The merger, valued at around Cdn$600mn (US$380mn) and resulting in a company with estimated revenues of US$1.7bn/y, will combine the firms' complementary operations and increase their product mix, the two said in a joint statement.
"The combined strengths and compatible cultures of these companies provide the nucleus for realization of a shared vision of a world-class steel enterprise that can compete in today's global market," said Terry Newman, president and CEO of Ontario-based Co-Steel.
The merger will be carried out as a "reverse takeover." First Co-Steel will issue 146 million common shares to acquire Gerdau's steel holdings in North America. These include Gerdau Courtice Steel, based in Cambridge, Ontario; Gerdau MRM Steel, based in Selkirk, Manitoba; and AmeriSteel, based in Tampa, Florida.
After completion of the transaction, Co-Steel will be renamed Gerdau AmeriSteel Corporation. Existing Co-Steel shareholders will own 26% of the outstanding shares of the new company and Gerdau will retain the other 74%. The common shares of Gerdau AmeriSteel, a total of 198 million, will trade on the Toronto bourse.
"For Gerdau, this merger represents an important step in the unification of its holdings and a substantial increase in the company's commitment to the attractive North American market. The unification of two quality organizations with comparable traditions and corporate images is an exciting event and a positive step towards a brighter future," said Jorge Gerdau Johannpeter, the group's chairman.
"Through a combined network of 11 mills with annual manufacturing capacity
in excess of 6.8Mt of finished steel products, Gerdau AmeriSteel will be able to strategically service long product customers throughout eastern North America, resulting in improved operating efficiencies," read the joint statement.
Operating synergies will result in US$23mn in cost savings without any major investment, the Canadian company said.

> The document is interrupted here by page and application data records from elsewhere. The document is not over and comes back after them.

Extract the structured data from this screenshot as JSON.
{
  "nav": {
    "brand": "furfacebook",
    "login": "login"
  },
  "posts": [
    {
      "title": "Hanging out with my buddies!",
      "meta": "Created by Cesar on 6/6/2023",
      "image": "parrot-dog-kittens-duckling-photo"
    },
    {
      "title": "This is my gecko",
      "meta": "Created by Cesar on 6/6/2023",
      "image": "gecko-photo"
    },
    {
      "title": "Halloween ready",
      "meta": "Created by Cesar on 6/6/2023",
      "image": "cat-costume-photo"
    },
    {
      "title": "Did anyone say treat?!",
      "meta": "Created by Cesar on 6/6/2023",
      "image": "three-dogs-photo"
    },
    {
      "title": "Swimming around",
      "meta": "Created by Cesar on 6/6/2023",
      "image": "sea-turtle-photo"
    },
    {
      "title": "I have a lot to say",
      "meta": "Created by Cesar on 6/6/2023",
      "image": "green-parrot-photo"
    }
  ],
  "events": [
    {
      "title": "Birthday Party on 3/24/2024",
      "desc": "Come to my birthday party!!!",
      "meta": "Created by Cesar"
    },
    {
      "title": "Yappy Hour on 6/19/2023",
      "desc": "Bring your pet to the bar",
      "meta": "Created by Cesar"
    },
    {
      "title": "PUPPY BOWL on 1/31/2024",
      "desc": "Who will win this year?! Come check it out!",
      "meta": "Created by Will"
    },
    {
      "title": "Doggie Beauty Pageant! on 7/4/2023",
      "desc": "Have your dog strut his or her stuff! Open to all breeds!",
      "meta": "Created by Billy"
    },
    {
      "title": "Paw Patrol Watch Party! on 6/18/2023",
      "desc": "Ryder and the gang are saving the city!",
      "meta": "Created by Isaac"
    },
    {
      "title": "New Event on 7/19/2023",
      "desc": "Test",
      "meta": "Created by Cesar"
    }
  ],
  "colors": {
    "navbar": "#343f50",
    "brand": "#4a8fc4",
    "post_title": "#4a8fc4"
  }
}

Armando Franco, a steel analyst for Brazilian consulting firm Tendencias, said the merger was a positive move for Gerdau. "Along with rationalizing operations, the two companies are also complementary in the fact that they both produce steel using scrap material," he told BNamericas.
The merger is scheduled to be completed in the final quarter of this year after approvals from shareholders, creditors and regulatory officials.
Co-Steel manufactures and markets merchant bar, structural shapes, reinforcing bar, wire rod and flat rolled steel used principally in the construction, automotive, appliance, machinery and equipment industries.
Porto Alegre-based Gerdau is the largest long product steel maker in the Americas, with operations in Brazil, Canada, the United States, Argentina, Uruguay and Chile, and installed capacity of 11Mt.